Do you think a tailgate market would be a great addition to your neighborhood? Starting a market may be no easy undertaking.
The Organic Growers School will be holding its 21st annual Spring Conference this weekend March 8 and 9 at UNC Asheville.
A celebration of locally grown food and neighborhood relationships, the Oakley Farmers Market and the adjacent Oakley Community Garden are giving a much-needed boost to a predominantly low-wealth community that the U.S. Department of Agriculture considers a food desert. But what brought them all together was as simple as a sign.
Feeding America estimates that 100,000 people in Western North Carolina are experiencing food insecurity. Winter heating bills, new restrictions to food stamp eligibility and rising medical costs may be increasing situational poverty. But if a lack of access to food is a growing problem, some across the region are working on a growing solution. Read more in part two of our series looking at how community gardens are fighting hunger — from the ground up.
Each year, area food assistance programs seek out locally grown produce in their fight against food insecurity. But as some services struggle to provide enough food, some growers face an overabundance of certain crops — which may end up in a compost pile or rotting on the stock. Part one of our two-part series on community gardens looks at how growers are working together to eliminate food waste — and fighting hunger from the ground up.
Growing a community garden isn’t possible for everyone. But when you can’t grow fruits and veggies with your neighbors or in your own backyard, a CSA (community supported agriculture) program lets anyone enjoy the bounty of the harvest without the commitment of tending to a garden week after week.
The Buncombe County Master Gardener Volunteers’ are looking for property that belongs to the city or county and can be contracted to the Buncombe County Agricultural Extension Office for an extended period of time (10+ years) to be used to serve the public of Asheville and Buncombe County as the Master Gardeners’ Demonstration Garden & Learning Center.
The bounty of summer is over, but that doesn’t mean that fresh veggies are a thing of the past. When the sun sets early and the nights get chilly, there are still many ways to grow your own food.

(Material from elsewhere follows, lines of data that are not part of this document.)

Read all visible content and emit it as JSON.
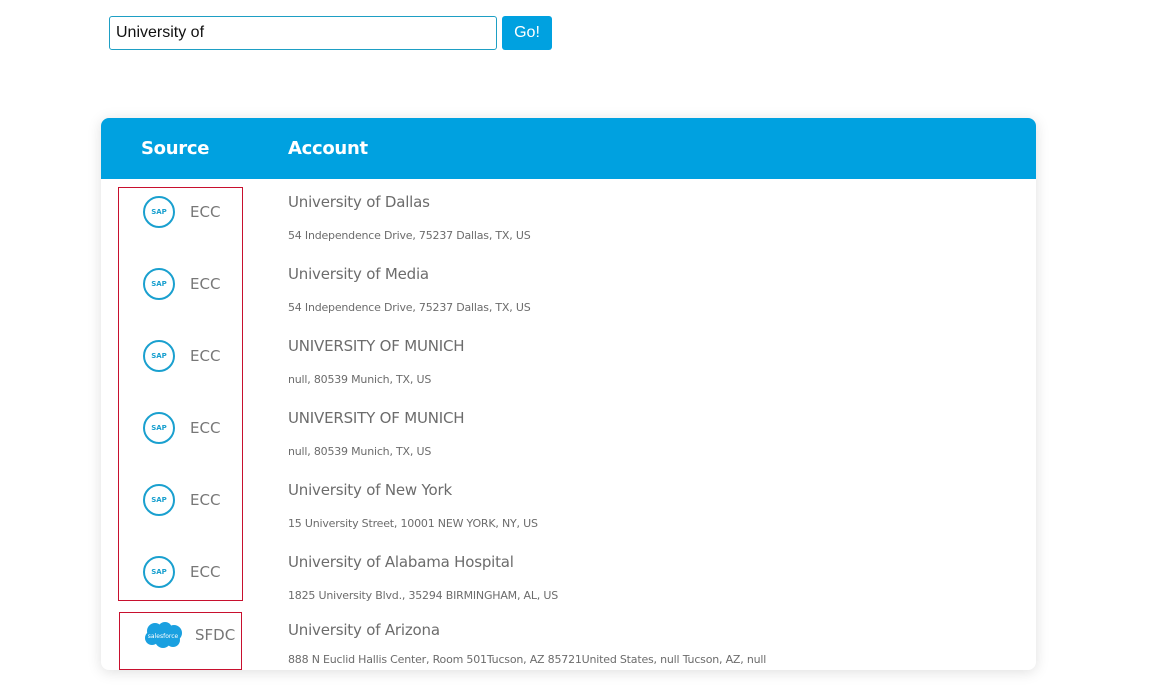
{
  "search": {
    "value": "University of",
    "go_label": "Go!"
  },
  "table": {
    "headers": {
      "source": "Source",
      "account": "Account"
    },
    "rows": [
      {
        "logo": "sap-logo",
        "logo_text": "SAP",
        "source": "ECC",
        "name": "University of Dallas",
        "address": "54 Independence Drive, 75237 Dallas, TX, US"
      },
      {
        "logo": "sap-logo",
        "logo_text": "SAP",
        "source": "ECC",
        "name": "University of Media",
        "address": "54 Independence Drive, 75237 Dallas, TX, US"
      },
      {
        "logo": "sap-logo",
        "logo_text": "SAP",
        "source": "ECC",
        "name": "UNIVERSITY OF MUNICH",
        "address": "null, 80539 Munich, TX, US"
      },
      {
        "logo": "sap-logo",
        "logo_text": "SAP",
        "source": "ECC",
        "name": "UNIVERSITY OF MUNICH",
        "address": "null, 80539 Munich, TX, US"
      },
      {
        "logo": "sap-logo",
        "logo_text": "SAP",
        "source": "ECC",
        "name": "University of New York",
        "address": "15 University Street, 10001 NEW YORK, NY, US"
      },
      {
        "logo": "sap-logo",
        "logo_text": "SAP",
        "source": "ECC",
        "name": "University of Alabama Hospital",
        "address": "1825 University Blvd., 35294 BIRMINGHAM, AL, US"
      },
      {
        "logo": "salesforce-logo",
        "logo_text": "salesforce",
        "source": "SFDC",
        "name": "University of Arizona",
        "address": "888 N Euclid Hallis Center, Room 501Tucson, AZ 85721United States, null Tucson, AZ, null"
      }
    ]
  },
  "colors": {
    "accent": "#00a1e0",
    "highlight": "#c8102e",
    "text": "#6c6c6c"
  }
}
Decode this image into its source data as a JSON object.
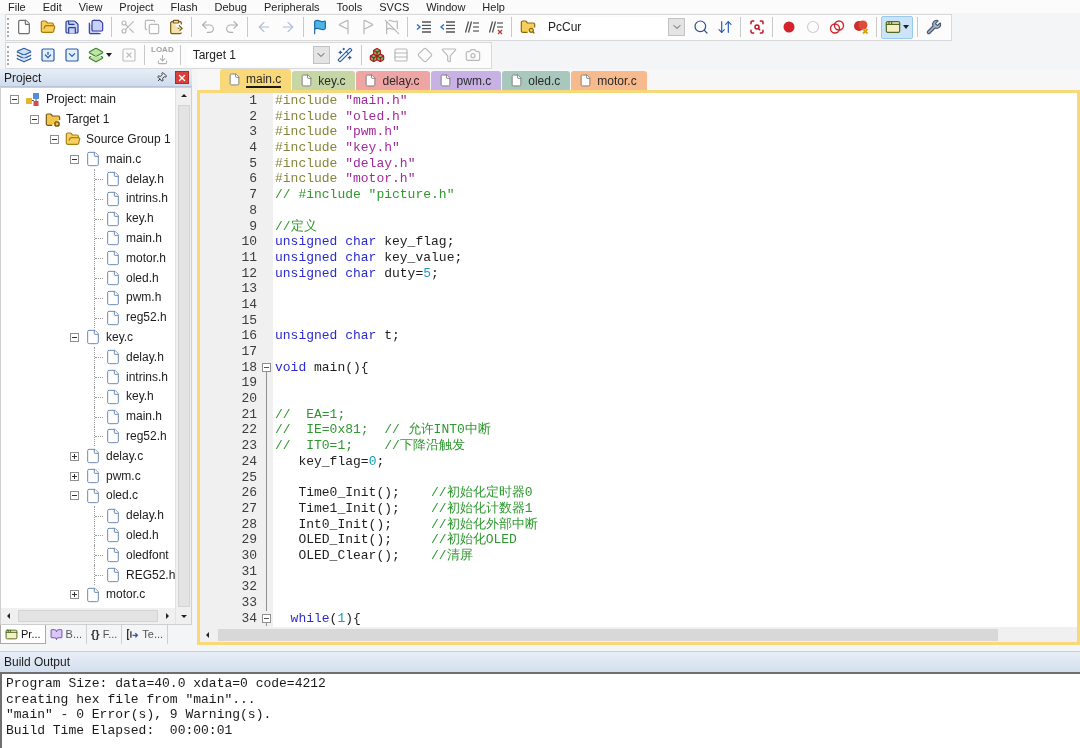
{
  "menu": [
    "File",
    "Edit",
    "View",
    "Project",
    "Flash",
    "Debug",
    "Peripherals",
    "Tools",
    "SVCS",
    "Window",
    "Help"
  ],
  "toolbar_1": {
    "items": [
      {
        "kind": "button",
        "disabled": false,
        "active": false
      },
      {
        "kind": "button",
        "disabled": false,
        "active": false
      },
      {
        "kind": "button",
        "disabled": false,
        "active": false
      },
      {
        "kind": "button",
        "disabled": false,
        "active": false
      },
      {
        "kind": "separator"
      },
      {
        "kind": "button",
        "disabled": true,
        "active": false
      },
      {
        "kind": "button",
        "disabled": true,
        "active": false
      },
      {
        "kind": "button",
        "disabled": false,
        "active": false
      },
      {
        "kind": "separator"
      },
      {
        "kind": "button",
        "disabled": true,
        "active": false
      },
      {
        "kind": "button",
        "disabled": true,
        "active": false
      },
      {
        "kind": "separator"
      },
      {
        "kind": "button",
        "disabled": true,
        "active": false
      },
      {
        "kind": "button",
        "disabled": true,
        "active": false
      },
      {
        "kind": "separator"
      },
      {
        "kind": "button",
        "disabled": false,
        "active": false
      },
      {
        "kind": "button",
        "disabled": true,
        "active": false
      },
      {
        "kind": "button",
        "disabled": true,
        "active": false
      },
      {
        "kind": "button",
        "disabled": true,
        "active": false
      },
      {
        "kind": "separator"
      },
      {
        "kind": "button",
        "disabled": false,
        "active": false
      },
      {
        "kind": "button",
        "disabled": false,
        "active": false
      },
      {
        "kind": "button",
        "disabled": false,
        "active": false
      },
      {
        "kind": "button",
        "disabled": false,
        "active": false
      },
      {
        "kind": "separator"
      },
      {
        "kind": "button",
        "disabled": false,
        "active": false
      },
      {
        "kind": "combo",
        "value": "PcCur"
      },
      {
        "kind": "button",
        "disabled": false,
        "active": false
      },
      {
        "kind": "button",
        "disabled": false,
        "active": false
      },
      {
        "kind": "separator"
      },
      {
        "kind": "button",
        "disabled": false,
        "active": false
      },
      {
        "kind": "separator"
      },
      {
        "kind": "button",
        "disabled": false,
        "active": false
      },
      {
        "kind": "button",
        "disabled": true,
        "active": false
      },
      {
        "kind": "button",
        "disabled": false,
        "active": false
      },
      {
        "kind": "button",
        "disabled": false,
        "active": false
      },
      {
        "kind": "separator"
      },
      {
        "kind": "split-button",
        "disabled": false,
        "active": true
      },
      {
        "kind": "separator"
      },
      {
        "kind": "button",
        "disabled": false,
        "active": false
      }
    ]
  },
  "toolbar_2": {
    "items": [
      {
        "kind": "button",
        "disabled": false,
        "active": false
      },
      {
        "kind": "button",
        "disabled": false,
        "active": false
      },
      {
        "kind": "button",
        "disabled": false,
        "active": false
      },
      {
        "kind": "split-button",
        "disabled": false,
        "active": false
      },
      {
        "kind": "button",
        "disabled": true,
        "active": false
      },
      {
        "kind": "separator"
      },
      {
        "kind": "button",
        "disabled": true,
        "active": false,
        "badge": "LOAD"
      },
      {
        "kind": "separator"
      },
      {
        "kind": "combo",
        "value": "Target 1"
      },
      {
        "kind": "button",
        "disabled": false,
        "active": false
      },
      {
        "kind": "separator"
      },
      {
        "kind": "button",
        "disabled": false,
        "active": false
      },
      {
        "kind": "button",
        "disabled": true,
        "active": false
      },
      {
        "kind": "button",
        "disabled": true,
        "active": false
      },
      {
        "kind": "button",
        "disabled": true,
        "active": false
      },
      {
        "kind": "button",
        "disabled": true,
        "active": false
      }
    ]
  },
  "project_panel": {
    "title": "Project",
    "tree": [
      {
        "label": "Project: main",
        "kind": "project",
        "expanded": true,
        "children": [
          {
            "label": "Target 1",
            "kind": "target",
            "expanded": true,
            "children": [
              {
                "label": "Source Group 1",
                "kind": "group",
                "expanded": true,
                "children": [
                  {
                    "label": "main.c",
                    "kind": "source",
                    "expanded": true,
                    "children": [
                      {
                        "label": "delay.h",
                        "kind": "header"
                      },
                      {
                        "label": "intrins.h",
                        "kind": "header"
                      },
                      {
                        "label": "key.h",
                        "kind": "header"
                      },
                      {
                        "label": "main.h",
                        "kind": "header"
                      },
                      {
                        "label": "motor.h",
                        "kind": "header"
                      },
                      {
                        "label": "oled.h",
                        "kind": "header"
                      },
                      {
                        "label": "pwm.h",
                        "kind": "header"
                      },
                      {
                        "label": "reg52.h",
                        "kind": "header"
                      }
                    ]
                  },
                  {
                    "label": "key.c",
                    "kind": "source",
                    "expanded": true,
                    "children": [
                      {
                        "label": "delay.h",
                        "kind": "header"
                      },
                      {
                        "label": "intrins.h",
                        "kind": "header"
                      },
                      {
                        "label": "key.h",
                        "kind": "header"
                      },
                      {
                        "label": "main.h",
                        "kind": "header"
                      },
                      {
                        "label": "reg52.h",
                        "kind": "header"
                      }
                    ]
                  },
                  {
                    "label": "delay.c",
                    "kind": "source",
                    "expanded": false
                  },
                  {
                    "label": "pwm.c",
                    "kind": "source",
                    "expanded": false
                  },
                  {
                    "label": "oled.c",
                    "kind": "source",
                    "expanded": true,
                    "children": [
                      {
                        "label": "delay.h",
                        "kind": "header"
                      },
                      {
                        "label": "oled.h",
                        "kind": "header"
                      },
                      {
                        "label": "oledfont",
                        "kind": "header"
                      },
                      {
                        "label": "REG52.h",
                        "kind": "header"
                      }
                    ]
                  },
                  {
                    "label": "motor.c",
                    "kind": "source",
                    "expanded": false
                  }
                ]
              }
            ]
          }
        ]
      }
    ],
    "tabs": [
      {
        "kind": "project",
        "label": "Pr...",
        "selected": true
      },
      {
        "kind": "books",
        "label": "B...",
        "selected": false
      },
      {
        "kind": "functions",
        "glyph": "{}",
        "label": "F...",
        "selected": false
      },
      {
        "kind": "templates",
        "label": "Te...",
        "selected": false
      }
    ]
  },
  "editor": {
    "tabs": [
      {
        "label": "main.c",
        "selected": true,
        "color": "#f8d878"
      },
      {
        "label": "key.c",
        "selected": false,
        "color": "#c6d6a5"
      },
      {
        "label": "delay.c",
        "selected": false,
        "color": "#f0a5a5"
      },
      {
        "label": "pwm.c",
        "selected": false,
        "color": "#c8b2e5"
      },
      {
        "label": "oled.c",
        "selected": false,
        "color": "#a8c8bd"
      },
      {
        "label": "motor.c",
        "selected": false,
        "color": "#f6ba8c"
      }
    ],
    "lines": [
      {
        "number": "1",
        "kind": "plain",
        "tokens": [
          {
            "kind": "preprocessor",
            "text": "#include "
          },
          {
            "kind": "string",
            "text": "\"main.h\""
          }
        ]
      },
      {
        "number": "2",
        "kind": "plain",
        "tokens": [
          {
            "kind": "preprocessor",
            "text": "#include "
          },
          {
            "kind": "string",
            "text": "\"oled.h\""
          }
        ]
      },
      {
        "number": "3",
        "kind": "plain",
        "tokens": [
          {
            "kind": "preprocessor",
            "text": "#include "
          },
          {
            "kind": "string",
            "text": "\"pwm.h\""
          }
        ]
      },
      {
        "number": "4",
        "kind": "plain",
        "tokens": [
          {
            "kind": "preprocessor",
            "text": "#include "
          },
          {
            "kind": "string",
            "text": "\"key.h\""
          }
        ]
      },
      {
        "number": "5",
        "kind": "plain",
        "tokens": [
          {
            "kind": "preprocessor",
            "text": "#include "
          },
          {
            "kind": "string",
            "text": "\"delay.h\""
          }
        ]
      },
      {
        "number": "6",
        "kind": "plain",
        "tokens": [
          {
            "kind": "preprocessor",
            "text": "#include "
          },
          {
            "kind": "string",
            "text": "\"motor.h\""
          }
        ]
      },
      {
        "number": "7",
        "kind": "plain",
        "tokens": [
          {
            "kind": "comment",
            "text": "// #include \"picture.h\""
          }
        ]
      },
      {
        "number": "8",
        "kind": "plain"
      },
      {
        "number": "9",
        "kind": "plain",
        "tokens": [
          {
            "kind": "comment",
            "text": "//定义"
          }
        ]
      },
      {
        "number": "10",
        "kind": "plain",
        "tokens": [
          {
            "kind": "keyword",
            "text": "unsigned char "
          },
          {
            "kind": "plain",
            "text": "key_flag;"
          }
        ]
      },
      {
        "number": "11",
        "kind": "plain",
        "tokens": [
          {
            "kind": "keyword",
            "text": "unsigned char "
          },
          {
            "kind": "plain",
            "text": "key_value;"
          }
        ]
      },
      {
        "number": "12",
        "kind": "plain",
        "tokens": [
          {
            "kind": "keyword",
            "text": "unsigned char "
          },
          {
            "kind": "plain",
            "text": "duty="
          },
          {
            "kind": "number",
            "text": "5"
          },
          {
            "kind": "plain",
            "text": ";"
          }
        ]
      },
      {
        "number": "13",
        "kind": "plain"
      },
      {
        "number": "14",
        "kind": "plain"
      },
      {
        "number": "15",
        "kind": "plain"
      },
      {
        "number": "16",
        "kind": "plain",
        "tokens": [
          {
            "kind": "keyword",
            "text": "unsigned char "
          },
          {
            "kind": "plain",
            "text": "t;"
          }
        ]
      },
      {
        "number": "17",
        "kind": "plain"
      },
      {
        "number": "18",
        "kind": "fold-start",
        "tokens": [
          {
            "kind": "keyword",
            "text": "void "
          },
          {
            "kind": "plain",
            "text": "main(){"
          }
        ]
      },
      {
        "number": "19",
        "kind": "fold-body"
      },
      {
        "number": "20",
        "kind": "fold-body"
      },
      {
        "number": "21",
        "kind": "fold-body",
        "tokens": [
          {
            "kind": "comment",
            "text": "//  EA=1;"
          }
        ]
      },
      {
        "number": "22",
        "kind": "fold-body",
        "tokens": [
          {
            "kind": "comment",
            "text": "//  IE=0x81;  // 允许INT0中断"
          }
        ]
      },
      {
        "number": "23",
        "kind": "fold-body",
        "tokens": [
          {
            "kind": "comment",
            "text": "//  IT0=1;    //下降沿触发"
          }
        ]
      },
      {
        "number": "24",
        "kind": "fold-body",
        "tokens": [
          {
            "kind": "plain",
            "text": "   key_flag="
          },
          {
            "kind": "number",
            "text": "0"
          },
          {
            "kind": "plain",
            "text": ";"
          }
        ]
      },
      {
        "number": "25",
        "kind": "fold-body"
      },
      {
        "number": "26",
        "kind": "fold-body",
        "tokens": [
          {
            "kind": "plain",
            "text": "   Time0_Init();    "
          },
          {
            "kind": "comment",
            "text": "//初始化定时器0"
          }
        ]
      },
      {
        "number": "27",
        "kind": "fold-body",
        "tokens": [
          {
            "kind": "plain",
            "text": "   Time1_Init();    "
          },
          {
            "kind": "comment",
            "text": "//初始化计数器1"
          }
        ]
      },
      {
        "number": "28",
        "kind": "fold-body",
        "tokens": [
          {
            "kind": "plain",
            "text": "   Int0_Init();     "
          },
          {
            "kind": "comment",
            "text": "//初始化外部中断"
          }
        ]
      },
      {
        "number": "29",
        "kind": "fold-body",
        "tokens": [
          {
            "kind": "plain",
            "text": "   OLED_Init();     "
          },
          {
            "kind": "comment",
            "text": "//初始化OLED"
          }
        ]
      },
      {
        "number": "30",
        "kind": "fold-body",
        "tokens": [
          {
            "kind": "plain",
            "text": "   OLED_Clear();    "
          },
          {
            "kind": "comment",
            "text": "//清屏"
          }
        ]
      },
      {
        "number": "31",
        "kind": "fold-body"
      },
      {
        "number": "32",
        "kind": "fold-body"
      },
      {
        "number": "33",
        "kind": "fold-body"
      },
      {
        "number": "34",
        "kind": "fold-start",
        "tokens": [
          {
            "kind": "keyword",
            "text": "  while"
          },
          {
            "kind": "plain",
            "text": "("
          },
          {
            "kind": "number",
            "text": "1"
          },
          {
            "kind": "plain",
            "text": "){"
          }
        ]
      }
    ]
  },
  "build_output": {
    "title": "Build Output",
    "lines": [
      "Program Size: data=40.0 xdata=0 code=4212",
      "creating hex file from \"main\"...",
      "\"main\" - 0 Error(s), 9 Warning(s).",
      "Build Time Elapsed:  00:00:01"
    ]
  }
}
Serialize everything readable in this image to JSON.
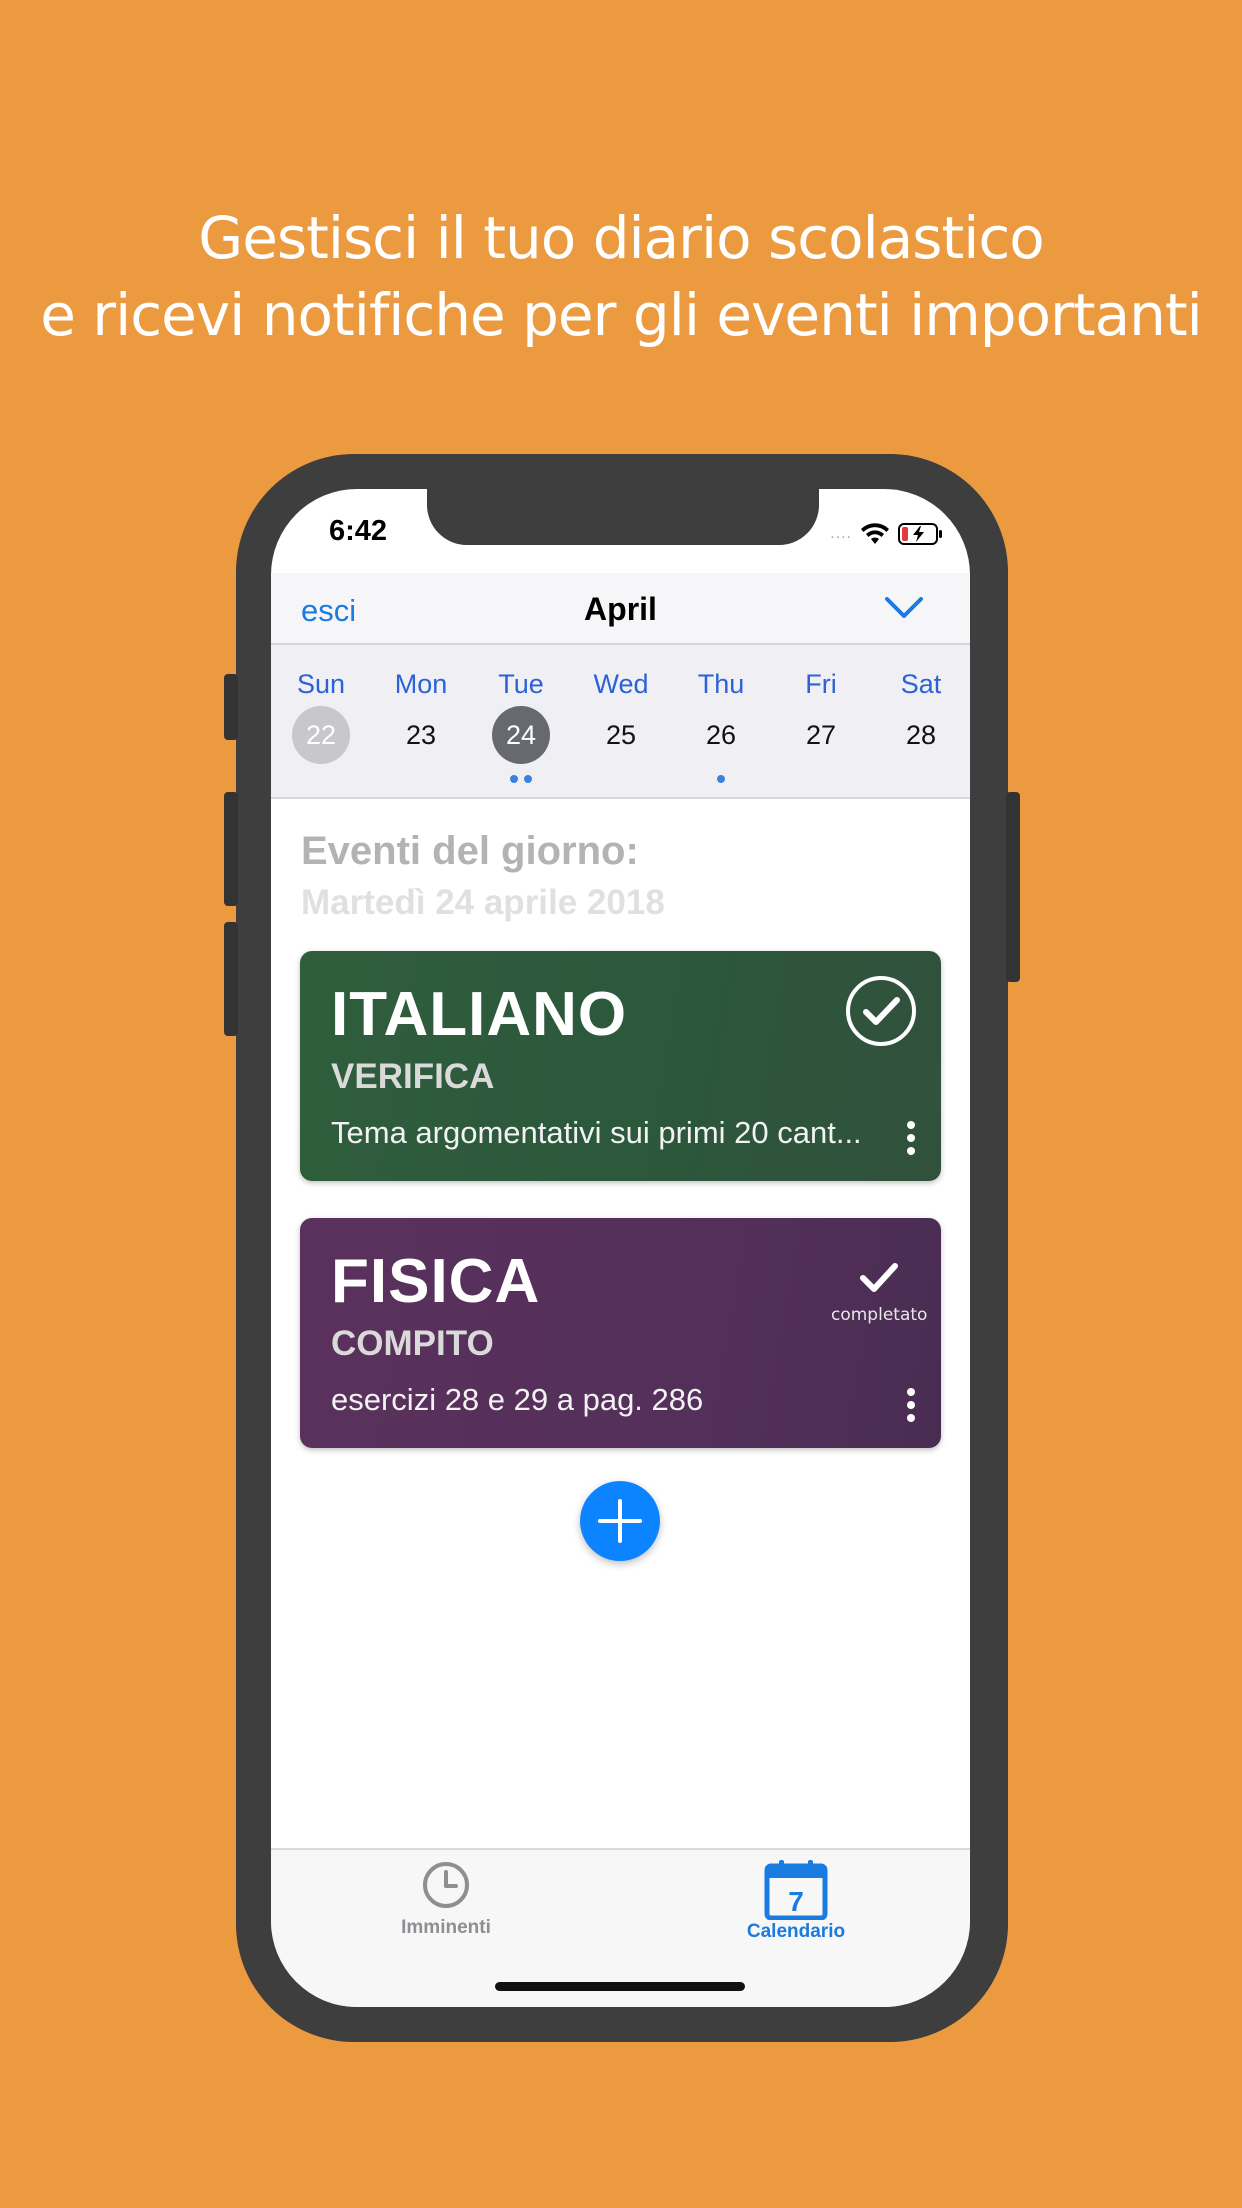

ASAP's Farm Tour always brings out the crowds – and the cameras. Shutterbugs from near and far descended upon Western North Carolina's family farms on Sept. 21 and 22. They brought with them an enthusiasm for local agriculture and a keen eye for what makes a good shot. Here are the winning photos from ASAP's […]
When Joe Yonan, the food and travel editor of The Washington Post, tells you to eat your veggies, you better grab a fork. Author of Eat Your Vegetables, he’s a two-time James Beard Award-winning writer. Yonan focuses on vegetarian cooking, but his writing is just as applicable to those with a few extra mouths to […]
There’s been a noticeable back-to-school buzz around area elementary schools recently. It’s not kids talking about a coveted new character lunchbox or even what neat things they did over the summer. Haven’t you heard? They’re talking about fresh local cucumbers and edible garden plots. Why cucumbers? September is cucumber month in Growing Minds’ Get Local […]
When 19-year-old Shannon Dexter packed her bags for her first year at NC State University this fall, she arrived with more than band posters and a mini-fridge. She brought her passion for horticulture and a vision for the future of agriculture with her. Dexter, a recent graduate of Madison Early College High School, is the […]
Shetland sheep graze in the shadow of the Blue Ridge Mountains at Sycamore Farms. These ewes and rams trace their ancestry back to Scotland, but their modern counterparts have made a permanent home in Western North Carolina. The sheep are small by design. Unlike their long-wool cousins, Shetland sheep are bred for their miniature size […]